Rabbi Geffen decided to make it his mission to find out whether or not Coca-Cola’s formula contained any items that would cause it to be non-kosher. But how was a Lithuanian rabbi who spoke Yiddish better than English going to do that?
Rabbi Geffen knew someone who had access to the secret formula. He’d met Coca-Cola attorney Harold Hirsch not long after Hirsch attended the high school graduation of Geffen’s daughter, Helen (who gave the valedictorian address). Hirsch was so impressed that he paid Helen’s tuition to the University of Georgia, his alma mater (and mine!).
Hirsch, who was active in the Atlanta Jewish community, introduced Rabbi Geffen to Coca-Cola executives. The rabbi explained the concerns of Orthodox American Jews wanting to be true to kashruth (Jewish dietary laws) while remaining loyal Coca-Cola consumers.
Coca-Cola executives agreed to help and Rabbi Geffen became one of a very small group of people allowed to see the secret formula. The only stipulation was that he could not get specific on the matter if his fellow rabbis wanted to know the exact ingredients.

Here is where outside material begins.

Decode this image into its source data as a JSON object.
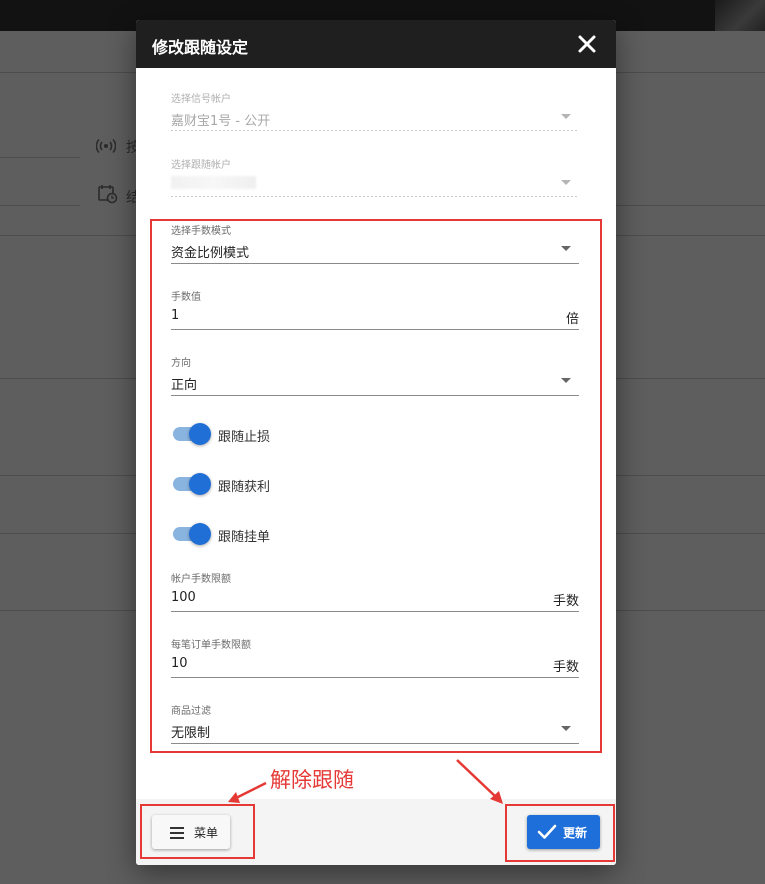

Once Rabbi Geffen saw what went into Coca-Cola, he needed help deciphering exactly what those ingredients were. Daughter Helen, majoring in chemistry, told her father that there were two ingredients that conflicted with kosher laws: glycerin and grain kernels (corn).
While the amount of glycerin in Coca-Cola was small, it posed a problem because it was made from meat and fat tallow from non-kosher animals. Rabbi Geffen suggested (with Helen’s advice) substituting vegetable-based glycerin. Coca-Cola executives were okay with that and contracted with Proctor & Gamble to provide it. Concerning the grain kernels, sugar beets or sugar cane were a suggested substitute. That idea was also approved.

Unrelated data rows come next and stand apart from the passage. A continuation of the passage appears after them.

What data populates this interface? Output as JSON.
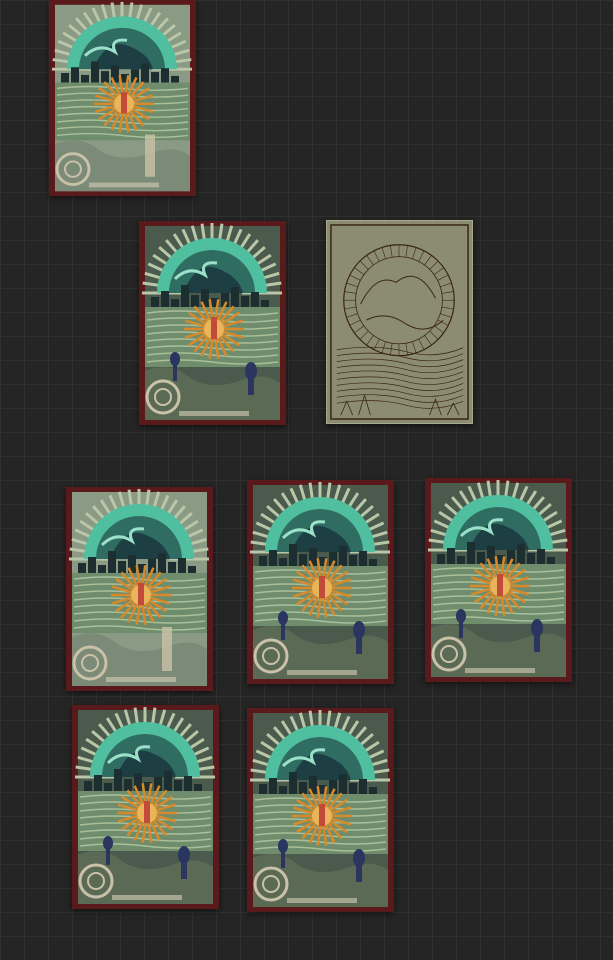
{
  "canvas": {
    "background": "#252525",
    "grid_color": "#303030"
  },
  "images": [
    {
      "name": "artwork-thumbnail-1",
      "variant": "collage"
    },
    {
      "name": "artwork-thumbnail-2",
      "variant": "painted"
    },
    {
      "name": "artwork-sketch",
      "variant": "sketch"
    },
    {
      "name": "artwork-thumbnail-3",
      "variant": "collage"
    },
    {
      "name": "artwork-thumbnail-4",
      "variant": "painted"
    },
    {
      "name": "artwork-thumbnail-5",
      "variant": "painted"
    },
    {
      "name": "artwork-thumbnail-6",
      "variant": "painted"
    },
    {
      "name": "artwork-thumbnail-7",
      "variant": "painted"
    }
  ],
  "colors": {
    "frame_red": "#5a1a1c",
    "wave_teal": "#4fbfa0",
    "sun_orange": "#d88a2a",
    "water_green": "#6f8d6c",
    "sketch_paper": "#8c8c72",
    "sketch_ink": "#3a2416"
  }
}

Pleased that Coca-Cola’s ingredients were now all kosher, Rabbi Geffen issued a response in 1935:
“With the help of God, I have been able to uncover a pragmatic solution according to which there would be no question nor any doubt concerning the ingredients of Coca-Cola”, he wrote. “It is now possible for the most stringent Halachist to enjoy Coca-Cola”.
This change did make some waves. Nazi sympathizer Karl Flach, who manufactured a German rival to Coca-Cola called Afri-Cola, returned from a trip to the U.S. carrying Coca-Cola caps stamped “Kosher for Passover” on them. A picture of the caps appeared in Nazi propaganda to fuel the belief that Jews had too much influence in the U.S. The director of Coca-Cola’s operations in Germany pushed for Hirsch to be removed from Coca-Cola’s board but Coca-Cola stood by Hirsch.
Today, Coca-Cola uses high fructose corn syrup in place of the sugar cane that Rabbi Geffen asked for. But during Passover, Coca-Cola produces the sugar cane version that the kashrut demands. It’s recognizable by the yellow caps on the bottles. Non-Jewish Americans who love the old taste of the sugar cane variety of Coke snap them up as well.
In 2012, Coke directed its suppliers to change the way they manufacture caramel to reduce levels of the chemical 4-methylimidazole (4-MEI) after California listed it as a carcinogen. The company said the new caramel process has since rolled out nationally to streamline its manufacturing process. But outside California, it’s still using the previous caramel process so that it can continue providing kosher Coke for Passover.
Coca-Cola is still working on a method to make Passover Coke that meets the standards of the kashrut while avoiding the caramel issue. So California Jews must purchase their kosher Coke elsewhere for the time being.
But it’s comforting to know that in the 1930s, an Atlanta rabbi was looking out for his fellow Orthodox Jews to ensure they could enjoy Coca-Cola during Passover. I found his grave at Greenwood Cemetery on a beautiful fall day and took this photo for Baruch.
A sheynem dank, Rabbi Geffen.